Our final “Nuestro Cine” entry on the movies vying for top foreign film Oscar is from Brazil and is reminiscent of the Spanish-language saying: “Ojos vemos, corazones no sabemos.” (This can roughly be translated into “We don’t know in our hearts what we see with our eyes.”)
“Neighbouring Sounds” (“O Som ao Redor”) is set in what appears to be a safe and wealthy residential area of Recife. This perception is flipped around, however, with the hiring of a private security firm tasked with patrolling the neighborhood. The film gradually exposes the contradictions, tensions and complex relationships among residents of varying social and economic levels. As mentioned in the New York Times, the film thus becomes “a thriller without a plot” where “no one can quite see or hear what is coming, but something is out there, just on the other side of the whatever we think keeps us safe”.

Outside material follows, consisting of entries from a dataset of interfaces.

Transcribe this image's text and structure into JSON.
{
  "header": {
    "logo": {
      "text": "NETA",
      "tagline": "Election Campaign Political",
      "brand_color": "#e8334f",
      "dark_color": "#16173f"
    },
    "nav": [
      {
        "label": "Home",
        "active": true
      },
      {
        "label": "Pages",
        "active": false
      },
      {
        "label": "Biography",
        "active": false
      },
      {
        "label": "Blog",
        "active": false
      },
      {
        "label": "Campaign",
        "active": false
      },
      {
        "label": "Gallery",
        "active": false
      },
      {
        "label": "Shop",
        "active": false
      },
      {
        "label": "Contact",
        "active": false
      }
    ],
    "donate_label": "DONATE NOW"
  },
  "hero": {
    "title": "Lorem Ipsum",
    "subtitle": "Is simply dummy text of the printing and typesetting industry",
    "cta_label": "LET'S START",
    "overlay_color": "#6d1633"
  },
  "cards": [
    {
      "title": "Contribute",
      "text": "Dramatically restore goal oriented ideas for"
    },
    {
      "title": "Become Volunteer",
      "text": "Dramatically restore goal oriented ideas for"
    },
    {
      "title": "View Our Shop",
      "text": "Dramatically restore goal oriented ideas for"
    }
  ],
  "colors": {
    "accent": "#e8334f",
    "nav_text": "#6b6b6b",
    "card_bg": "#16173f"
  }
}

“Neighbouring Sounds” has received scores of positive reviews from critics that have called the film “absorbing and extremely promising”, “incredibly bold” and a “remarkable, understated fable.” Plenty of praise has also been given towards Kleber Mendonça Filho, the ex-movie critic who made his feature film directorial debut with “Neighbouring Sounds.”
Despite the high acclaim received by “Neighbouring Sounds,” Mendonça has apparently taken it all in stride.
“The Oscars are all metaphysical,” he recently said to the Brazilian press. “I cannot say if we will be a finalist or even if we will win. It’s no use trying to push the film as if it were trying to move uphill. The best thing to do is let it run on its own.”
Below the page break is the film trailer for “Neighbouring Sounds” where you can decide for yourself if the critical praise is accurate or not:
Including “Neighbouring Sounds”, we’ve looked at six Latin American movies that are in the race for the next Academy Award for Best Foreign Language Film. But which film from the region has the best chance of being named as one of the five finalists to the prestigious prize? Could it be one of the movies we’ve examined like the Peruvian film set in a stark Lima of the future or the uplifting drama examining a Chilean divorcee’s plunge into romance? Perhaps it’s a film we didn’t review such as a fictional flick on Nazi war criminal Josef Mengele’s exile in Argentina or a delightful romantic comedy from the Dominican Republic?
What do you think?
Video Source– YouTube via Zurich Film Festival
Online Sources – Ultimo Segundo; Rotten Tomatoes; New York Times; Dominican Today; Deadline.com